Another trend is more restriction in regard to vendors. Insurance companies are less willing to allow the insured party to use the vendor of their choice, and that’s a double-edged sword: Controlling the list of approved vendors helps the insurance company better manage their vendors and perhaps pass along better prices to customers but the risk is that the insured will be less satisfied with their policy, as they might not realize they’re restricted in their choice until it’s too late.

The final trend we see is more internal management of vendors by insurers. Insurance companies have an interest in these services as it’s a big part of a claims expense, so they are are investing more time and personnel into looking into them and making sure they’re cost effective, especially for individual claims.

What are the top five reasons middle-market organizations don’t buy cyber insurance?

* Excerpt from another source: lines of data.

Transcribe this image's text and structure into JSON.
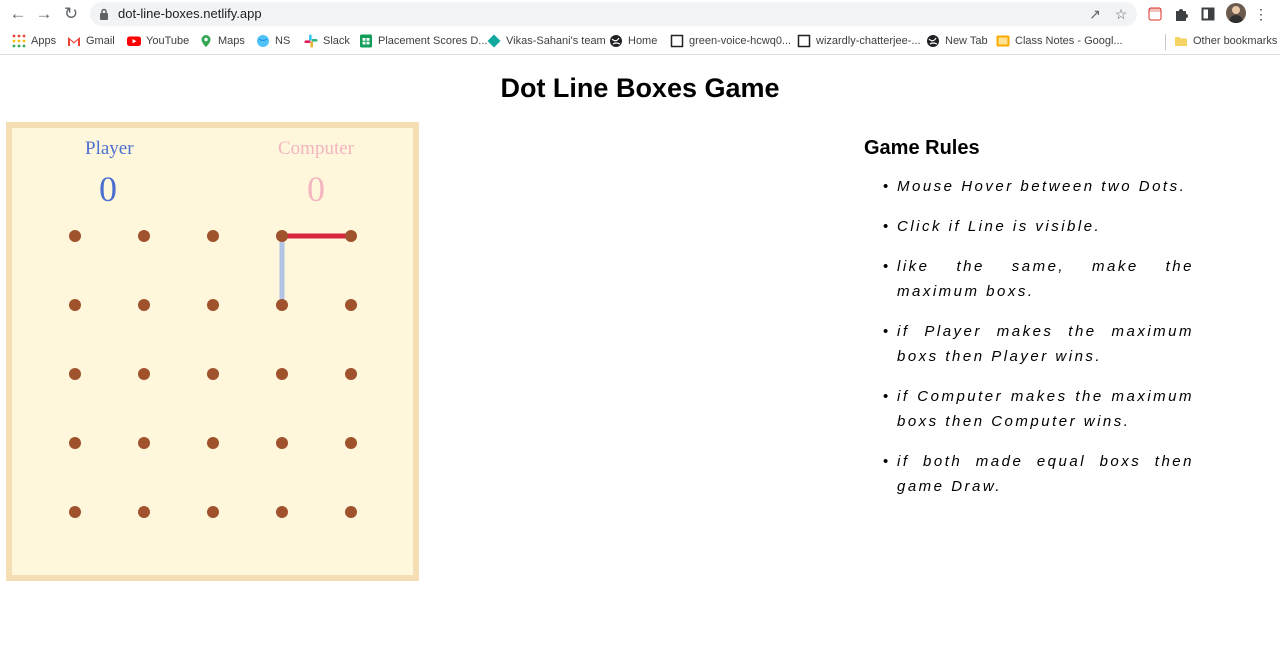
{
  "browser": {
    "url": "dot-line-boxes.netlify.app",
    "bookmarks": [
      "Apps",
      "Gmail",
      "YouTube",
      "Maps",
      "NS",
      "Slack",
      "Placement Scores D...",
      "Vikas-Sahani's team",
      "Home",
      "green-voice-hcwq0...",
      "wizardly-chatterjee-...",
      "New Tab",
      "Class Notes - Googl..."
    ],
    "other_bookmarks": "Other bookmarks"
  },
  "game": {
    "title": "Dot Line Boxes Game",
    "player_label": "Player",
    "player_score": "0",
    "computer_label": "Computer",
    "computer_score": "0",
    "grid": {
      "rows": 5,
      "cols": 5,
      "drawn_lines": [
        {
          "from": [
            0,
            3
          ],
          "to": [
            0,
            4
          ],
          "owner": "computer",
          "color": "#d7263d"
        },
        {
          "from": [
            0,
            3
          ],
          "to": [
            1,
            3
          ],
          "owner": "hover",
          "color": "#b3c3e6"
        }
      ]
    },
    "colors": {
      "dot": "#a0522d",
      "player": "#4a6fcf",
      "computer": "#f4b4c0",
      "board_bg": "#fef7dc",
      "board_border": "#f5deb3"
    }
  },
  "rules": {
    "title": "Game Rules",
    "items": [
      "Mouse Hover between two Dots.",
      "Click if Line is visible.",
      "like the same, make the maximum boxs.",
      "if Player makes the maximum boxs then Player wins.",
      "if Computer makes the maximum boxs then Computer wins.",
      "if both made equal boxs then game Draw."
    ]
  }
}
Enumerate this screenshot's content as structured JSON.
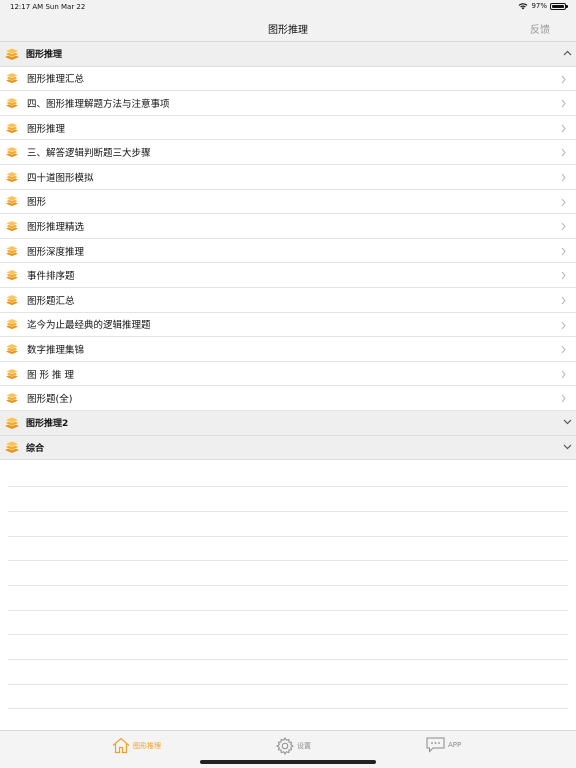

  1. Brokers generally aren’t good at communicating the value between different insurance policies and the forms are hard to compare so it leaves the insured less confident to buy the product.
  2. In many cases, the insured believes cyber insurance is already part of their policy, when in fact it’s not.
  3. The organization is still resistant to the cost involved and believes it’s too expensive. They might read the headlines about data breaches but still have an “it won’t happen to us” denial.
  4. The organization might be resistant to the idea of notification costs as a sublimited coverage. They might find it off-putting that they are told that they have to get a higher amount of liability coverage to obtain the breach notice limits that are really driving the purchase.
  5. This one is hardly a blinding flash of insight, but the company just might not be paying attention. They might be short-staffed or they think it’s taken care of or they put off buying insurance until next year.

How are cyber insurers responding to fierce competition in the marketplace?
There are close to 30 carriers on the market now. One of the competitive responses we’re seeing is removing sub-limits that otherwise existed on breach notification, so if you’re buying a $10 million liability policy the insurer might let you have it with the full limit for breach notification avis viagra france. This practice was unheard of until last year. We’re also seeing lower deductibles. I already mentioned the limits on vendors, which help the insurance companies keep down costs. Finally, I would say we are seeing a tremendous investment in marketing to help brokers better communicate the value of their product.

In conclusion…
NetDiligence can agree with many of the observations that Mr. Betterley is seeing in the trenches. We are also seeing some leading brokers and insurers that specialize in cyber liability coverage making a push to educate clients with traditional lines of insurance about the many nuances of cyber coverage and the must-have supporting services. This is done through weekly webinars and conferences. Even with all that, I am amazed while speaking at various conferences at how many small and medium-sized companies are just beginning to realize they have a cyber/privacy exposure, and want to learn the very basics. For this reason we are seeing more markets leverage our eRisk Hub® portal to help them get the message out about the liability exposures, coverage for same, and general ‘state of cyber liability union.’